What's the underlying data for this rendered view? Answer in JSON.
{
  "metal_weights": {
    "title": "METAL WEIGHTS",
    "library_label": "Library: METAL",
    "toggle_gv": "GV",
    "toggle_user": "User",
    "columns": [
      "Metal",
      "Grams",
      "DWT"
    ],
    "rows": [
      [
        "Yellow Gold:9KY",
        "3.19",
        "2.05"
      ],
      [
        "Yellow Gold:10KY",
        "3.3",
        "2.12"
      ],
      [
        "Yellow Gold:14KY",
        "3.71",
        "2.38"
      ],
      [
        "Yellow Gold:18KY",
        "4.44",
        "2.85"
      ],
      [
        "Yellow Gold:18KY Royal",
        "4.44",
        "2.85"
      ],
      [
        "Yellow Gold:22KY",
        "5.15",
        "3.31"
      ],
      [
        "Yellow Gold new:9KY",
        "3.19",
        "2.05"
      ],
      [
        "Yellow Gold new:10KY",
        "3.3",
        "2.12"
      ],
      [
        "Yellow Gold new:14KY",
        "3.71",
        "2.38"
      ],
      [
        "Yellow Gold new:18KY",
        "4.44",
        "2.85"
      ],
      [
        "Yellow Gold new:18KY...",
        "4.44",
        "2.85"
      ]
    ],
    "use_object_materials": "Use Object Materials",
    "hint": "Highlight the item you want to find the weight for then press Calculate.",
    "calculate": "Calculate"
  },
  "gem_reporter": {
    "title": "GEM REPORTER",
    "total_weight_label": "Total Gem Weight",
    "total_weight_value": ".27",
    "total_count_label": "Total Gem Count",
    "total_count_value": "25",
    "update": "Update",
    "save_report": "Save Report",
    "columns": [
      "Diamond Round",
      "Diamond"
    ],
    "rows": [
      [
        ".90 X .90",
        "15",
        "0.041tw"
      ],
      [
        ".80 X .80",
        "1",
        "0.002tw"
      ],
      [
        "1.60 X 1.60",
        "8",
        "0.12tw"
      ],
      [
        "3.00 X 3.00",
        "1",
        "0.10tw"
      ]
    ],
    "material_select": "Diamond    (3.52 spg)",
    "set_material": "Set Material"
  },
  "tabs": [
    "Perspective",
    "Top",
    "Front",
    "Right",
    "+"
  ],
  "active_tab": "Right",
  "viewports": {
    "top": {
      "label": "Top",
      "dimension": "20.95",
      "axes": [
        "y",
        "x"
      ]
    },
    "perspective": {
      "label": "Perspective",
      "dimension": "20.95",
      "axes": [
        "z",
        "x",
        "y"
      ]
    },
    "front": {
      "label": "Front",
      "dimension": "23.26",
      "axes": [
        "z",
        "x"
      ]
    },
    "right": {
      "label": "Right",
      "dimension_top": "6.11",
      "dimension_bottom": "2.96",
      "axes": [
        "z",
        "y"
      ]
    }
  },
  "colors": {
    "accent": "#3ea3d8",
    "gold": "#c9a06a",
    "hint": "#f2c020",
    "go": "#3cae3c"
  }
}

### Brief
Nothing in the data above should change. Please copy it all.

### Response
What's the underlying data for this rendered view? Answer in JSON.
{
  "metal_weights": {
    "title": "METAL WEIGHTS",
    "library_label": "Library: METAL",
    "toggle_gv": "GV",
    "toggle_user": "User",
    "columns": [
      "Metal",
      "Grams",
      "DWT"
    ],
    "rows": [
      [
        "Yellow Gold:9KY",
        "3.19",
        "2.05"
      ],
      [
        "Yellow Gold:10KY",
        "3.3",
        "2.12"
      ],
      [
        "Yellow Gold:14KY",
        "3.71",
        "2.38"
      ],
      [
        "Yellow Gold:18KY",
        "4.44",
        "2.85"
      ],
      [
        "Yellow Gold:18KY Royal",
        "4.44",
        "2.85"
      ],
      [
        "Yellow Gold:22KY",
        "5.15",
        "3.31"
      ],
      [
        "Yellow Gold new:9KY",
        "3.19",
        "2.05"
      ],
      [
        "Yellow Gold new:10KY",
        "3.3",
        "2.12"
      ],
      [
        "Yellow Gold new:14KY",
        "3.71",
        "2.38"
      ],
      [
        "Yellow Gold new:18KY",
        "4.44",
        "2.85"
      ],
      [
        "Yellow Gold new:18KY...",
        "4.44",
        "2.85"
      ]
    ],
    "use_object_materials": "Use Object Materials",
    "hint": "Highlight the item you want to find the weight for then press Calculate.",
    "calculate": "Calculate"
  },
  "gem_reporter": {
    "title": "GEM REPORTER",
    "total_weight_label": "Total Gem Weight",
    "total_weight_value": ".27",
    "total_count_label": "Total Gem Count",
    "total_count_value": "25",
    "update": "Update",
    "save_report": "Save Report",
    "columns": [
      "Diamond Round",
      "Diamond"
    ],
    "rows": [
      [
        ".90 X .90",
        "15",
        "0.041tw"
      ],
      [
        ".80 X .80",
        "1",
        "0.002tw"
      ],
      [
        "1.60 X 1.60",
        "8",
        "0.12tw"
      ],
      [
        "3.00 X 3.00",
        "1",
        "0.10tw"
      ]
    ],
    "material_select": "Diamond    (3.52 spg)",
    "set_material": "Set Material"
  },
  "tabs": [
    "Perspective",
    "Top",
    "Front",
    "Right",
    "+"
  ],
  "active_tab": "Right",
  "viewports": {
    "top": {
      "label": "Top",
      "dimension": "20.95",
      "axes": [
        "y",
        "x"
      ]
    },
    "perspective": {
      "label": "Perspective",
      "dimension": "20.95",
      "axes": [
        "z",
        "x",
        "y"
      ]
    },
    "front": {
      "label": "Front",
      "dimension": "23.26",
      "axes": [
        "z",
        "x"
      ]
    },
    "right": {
      "label": "Right",
      "dimension_top": "6.11",
      "dimension_bottom": "2.96",
      "axes": [
        "z",
        "y"
      ]
    }
  },
  "colors": {
    "accent": "#3ea3d8",
    "gold": "#c9a06a",
    "hint": "#f2c020",
    "go": "#3cae3c"
  }
}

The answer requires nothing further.